The C6 spheroid implantation glioma model is a simple, easily reproduced model for primary gliomas in which C6 astrocytoma cells are grown in vitro as spheroids and subsequently implanted into the brains of Sprague Dawley rat hosts. This report describes the growth, histology, vessel architecture and vascular permeability of the resulting tumors. The appearance of the tumor was investigated by light and electron microscopy, and by using the alkaline phosphatase technique. The leakage of tracer was measured from vessels in the tumor and peritumoral area at various times during tumor development. The spheroid implant produces a fully vascularized, rapidly growing tumor with many of the characteristics of glioblastoma multiforme, from an avascular focus of neoplastic cells. The major advantage of this model is that the tumors grow in a spheroidal fashion and the tumor-brain interface can be easily located. Many of the important events in the process of vascularization take place at the tumor-brain interface. Two distinctive vascular events appear to occur simultaneously: 1) proliferation of blood vessels and their growth into the tumor mass so that they develop into typical, permeable tumor vessels, and 2) migration of tumor cells along normal vessels into the surrounding brain. Tumor vessels were permeable to the tracer Evans Blue (EB) from the earliest days of ingrowth. Leakage of the EB increased as the tumors increased in size, but eventually leakage plateaued as tumors developed necrotic centers. II is well known that the structural and permeability characteristics of vessels associated with the tumor affect tumor growth. This model will be useful for a number of proposed studies including assessment of various clinical therapies on tumor growth and development, and more specifically, quantitative analysis of the vascularization process in tumors.

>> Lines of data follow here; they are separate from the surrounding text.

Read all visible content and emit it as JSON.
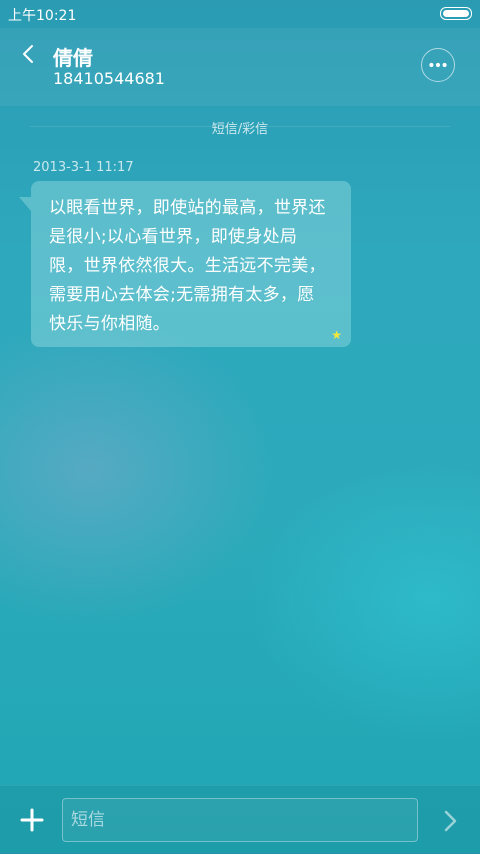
{
  "status": {
    "time": "上午10:21"
  },
  "header": {
    "name": "倩倩",
    "number": "18410544681"
  },
  "thread": {
    "type_label": "短信/彩信",
    "messages": [
      {
        "time": "2013-3-1 11:17",
        "text": "以眼看世界，即使站的最高，世界还是很小;以心看世界，即使身处局限，世界依然很大。生活远不完美，需要用心去体会;无需拥有太多，愿快乐与你相随。",
        "starred": true
      }
    ]
  },
  "composer": {
    "placeholder": "短信"
  },
  "colors": {
    "star": "#f3e83a"
  }
}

Keywords

blood-brain barrierbrain edemabrain neoplasmsneoplasmsexperimentalevans bluealkaline phosphatase

Copyright information

© Martinus Nijhoff Publishers 1987

Authors and Affiliations

  • Catherine L. Farrell
    • 1
  • Patricia A. Stewart
    • 2
  • Rolando F. Del Maestro
    • 1
  1. 1.Brain Research Laboratory, Departments of Clinical Neurological Sciences and BiophysicsUniversity of Western OntarioLondonCanada
  2. 2.Department of AnatomyUniversity of TorontoTorontoCanada